Agricultural Research Service

Research Project: INNOVATIVE ANIMAL MANURE TREATMENT TECHNOLOGIES FOR ENHANCED ENVIRONMENTAL QUALITY Title: Environmental enhancement of swine lagoons through influent treatment

Authors
item Szogi, Ariel
item Vanotti, Matias

Submitted to: ASA-CSSA-SSSA Annual Meeting Abstracts
Publication Type: Abstract Only
Publication Acceptance Date: August 10, 2009
Publication Date: October 1, 2009
Citation: Szogi, A.A., Vanotti, M.B. 2009. Environmental enhancement of swine lagoons through influent treatment [abstract]. American Society of Agronomy-Crop Science Society of America-Soil Science Society of America Annual Meeting,November 1-5, 2009, Pittsburg, Pennsylvania.

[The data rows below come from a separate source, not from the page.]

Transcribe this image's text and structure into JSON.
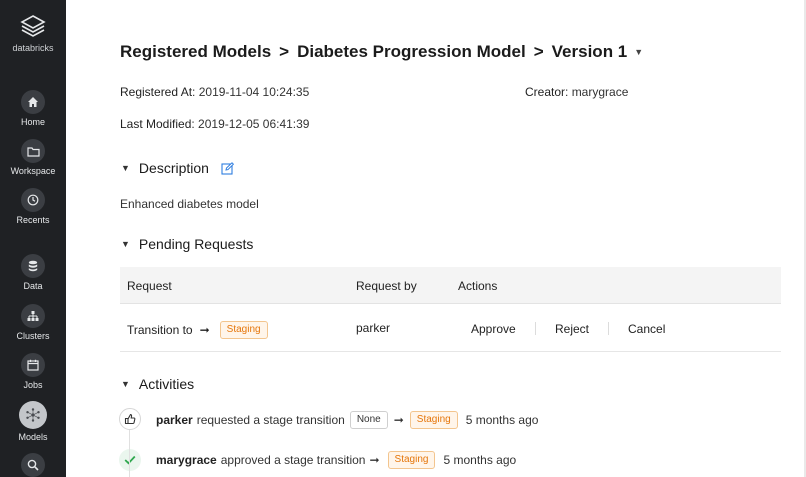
{
  "sidebar": {
    "logo_label": "databricks",
    "items": [
      {
        "label": "Home",
        "icon": "home-icon"
      },
      {
        "label": "Workspace",
        "icon": "folder-icon"
      },
      {
        "label": "Recents",
        "icon": "clock-icon"
      },
      {
        "label": "Data",
        "icon": "database-icon"
      },
      {
        "label": "Clusters",
        "icon": "cluster-icon"
      },
      {
        "label": "Jobs",
        "icon": "calendar-icon"
      },
      {
        "label": "Models",
        "icon": "models-icon",
        "active": true
      },
      {
        "label": "",
        "icon": "search-icon"
      }
    ]
  },
  "breadcrumb": {
    "root": "Registered Models",
    "separator": ">",
    "model": "Diabetes Progression Model",
    "version": "Version 1"
  },
  "meta": {
    "registered_at_label": "Registered At",
    "registered_at_value": "2019-11-04 10:24:35",
    "creator_label": "Creator",
    "creator_value": "marygrace",
    "last_modified_label": "Last Modified",
    "last_modified_value": "2019-12-05 06:41:39"
  },
  "description": {
    "heading": "Description",
    "text": "Enhanced diabetes model"
  },
  "pending": {
    "heading": "Pending Requests",
    "columns": [
      "Request",
      "Request by",
      "Actions"
    ],
    "rows": [
      {
        "request_text": "Transition to",
        "arrow": "➞",
        "stage": "Staging",
        "request_by": "parker",
        "actions": [
          "Approve",
          "Reject",
          "Cancel"
        ]
      }
    ]
  },
  "activities": {
    "heading": "Activities",
    "items": [
      {
        "user": "parker",
        "text": "requested a stage transition",
        "from": "None",
        "arrow": "➞",
        "to": "Staging",
        "when": "5 months ago"
      },
      {
        "user": "marygrace",
        "text": "approved a stage transition",
        "arrow": "➞",
        "to": "Staging",
        "when": "5 months ago"
      }
    ]
  },
  "colors": {
    "sidebar_bg": "#1f2124",
    "link": "#2d7de0",
    "staging_badge": "#e5760b",
    "approved_check": "#2fa84f"
  }
}
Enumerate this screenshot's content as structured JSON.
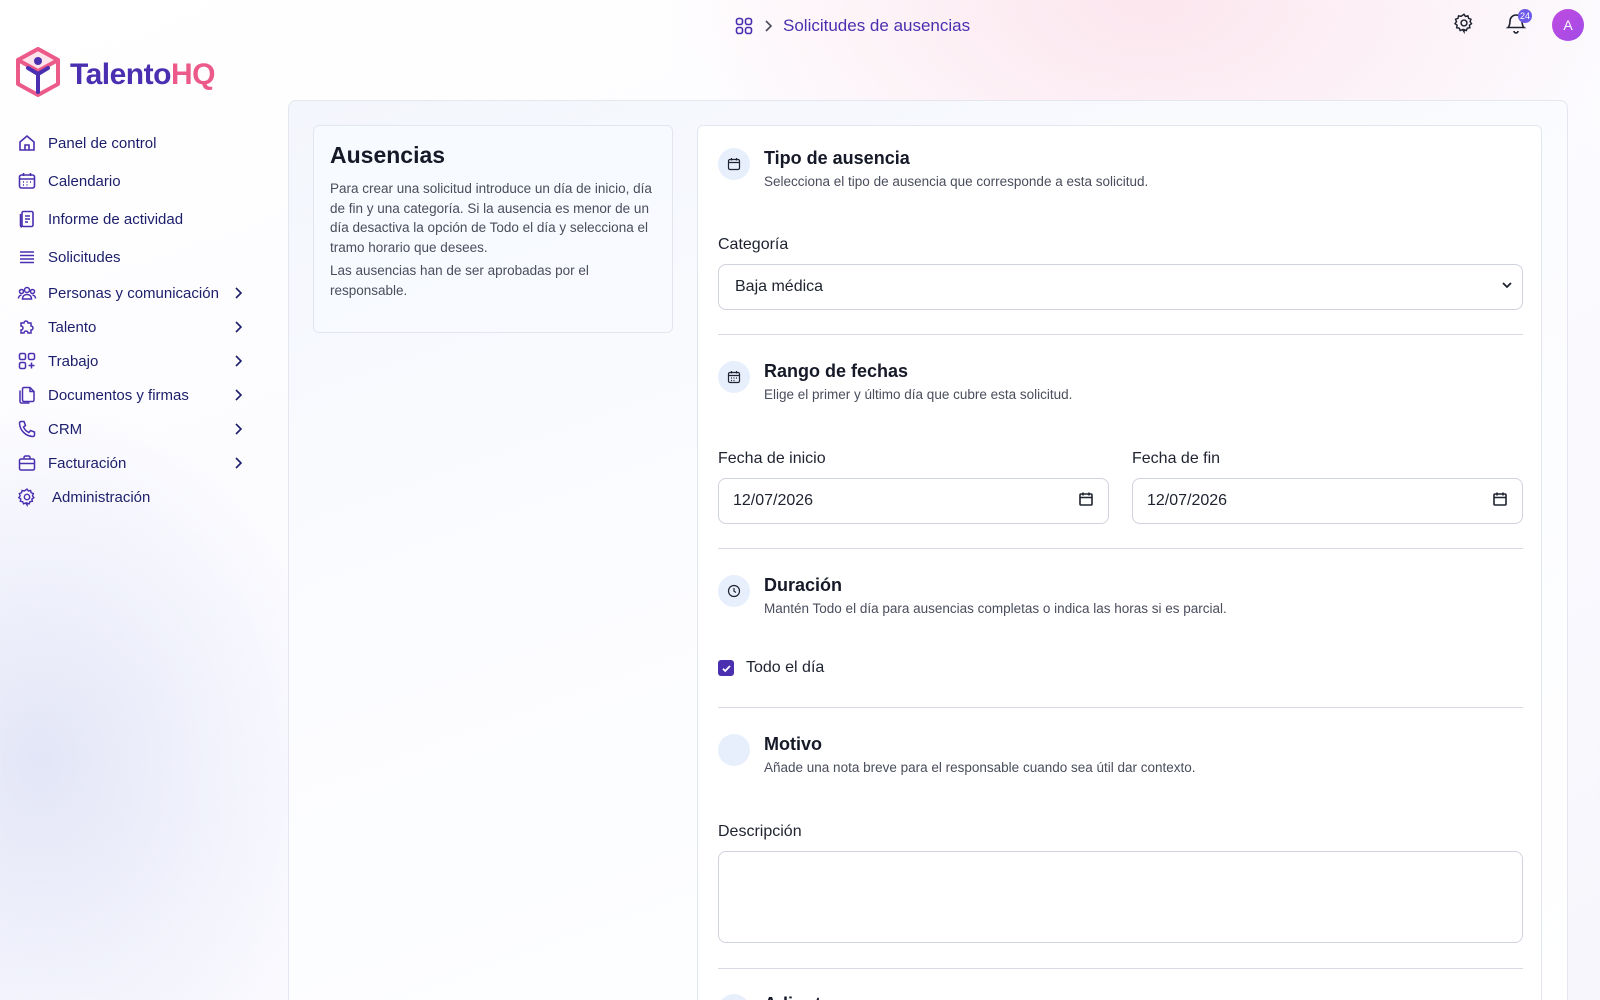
{
  "breadcrumb": {
    "current": "Solicitudes de ausencias"
  },
  "header": {
    "notifications_count": "24",
    "avatar_initial": "A"
  },
  "logo": {
    "part1": "Talento",
    "part2": "HQ"
  },
  "sidebar": {
    "items": [
      {
        "label": "Panel de control",
        "icon": "home-icon",
        "has_chevron": false
      },
      {
        "label": "Calendario",
        "icon": "calendar-icon",
        "has_chevron": false
      },
      {
        "label": "Informe de actividad",
        "icon": "report-icon",
        "has_chevron": false
      },
      {
        "label": "Solicitudes",
        "icon": "list-icon",
        "has_chevron": false
      },
      {
        "label": "Personas y comunicación",
        "icon": "users-icon",
        "has_chevron": true
      },
      {
        "label": "Talento",
        "icon": "puzzle-icon",
        "has_chevron": true
      },
      {
        "label": "Trabajo",
        "icon": "grid-plus-icon",
        "has_chevron": true
      },
      {
        "label": "Documentos y firmas",
        "icon": "documents-icon",
        "has_chevron": true
      },
      {
        "label": "CRM",
        "icon": "phone-icon",
        "has_chevron": true
      },
      {
        "label": "Facturación",
        "icon": "briefcase-icon",
        "has_chevron": true
      },
      {
        "label": "Administración",
        "icon": "gear-icon",
        "has_chevron": false
      }
    ]
  },
  "info": {
    "title": "Ausencias",
    "text1": "Para crear una solicitud introduce un día de inicio, día de fin y una categoría. Si la ausencia es menor de un día desactiva la opción de Todo el día y selecciona el tramo horario que desees.",
    "text2": "Las ausencias han de ser aprobadas por el responsable."
  },
  "form": {
    "type_section": {
      "title": "Tipo de ausencia",
      "subtitle": "Selecciona el tipo de ausencia que corresponde a esta solicitud."
    },
    "category": {
      "label": "Categoría",
      "value": "Baja médica"
    },
    "dates_section": {
      "title": "Rango de fechas",
      "subtitle": "Elige el primer y último día que cubre esta solicitud."
    },
    "start_date": {
      "label": "Fecha de inicio",
      "value": "12/07/2026"
    },
    "end_date": {
      "label": "Fecha de fin",
      "value": "12/07/2026"
    },
    "duration_section": {
      "title": "Duración",
      "subtitle": "Mantén Todo el día para ausencias completas o indica las horas si es parcial."
    },
    "all_day": {
      "label": "Todo el día",
      "checked": true
    },
    "reason_section": {
      "title": "Motivo",
      "subtitle": "Añade una nota breve para el responsable cuando sea útil dar contexto."
    },
    "description": {
      "label": "Descripción",
      "value": ""
    },
    "attachments_section": {
      "title": "Adjuntos"
    }
  },
  "colors": {
    "brand": "#4a2fb0",
    "accent": "#ec5a8a",
    "nav_text": "#1c1e6b"
  }
}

Technical Abstract: Confined swine production generates large volumes of wastewater typically stored and treated in anaerobic lagoons. Failure of these lagoons during tropical storms in North Carolina along with major public environmental concerns led to a permanent state moratorium of construction of new anaerobic lagoons for swine production. A North Carolina Department of Agriculture estimate indicates that about 4000 swine anaerobic lagoons are currently active. These lagoons may require cleanup and closure measures in the future. An alternative to lagoon cleanup was investigated by pre-treating the liquid swine manure prior to entering the lagoon by solid-liquid separation only and by an ARS patented technology that treats liquid manure by biological nitrification/denitrification after solid separation. In a 15-month pilot study, water quality improvements (such as reduction of suspended solids and nitrogen concentrations) with respect to the anaerobic lagoon control were moderate with solid separation only but very significant with the Agriculture Research Service patented wastewater treatment. In addition, the lagoon sludge mass was reduced with respect to the sludge mass in the control by about 34 percent with solid separation and 50 percent with the Agricultural Research Service patented technology probably due to the combined reduction in solids input and in-situ lagoon sludge degradation. This finding has the potential to help in the development of more economical lagoon cleanup methods.

Last Modified: 12/20/2014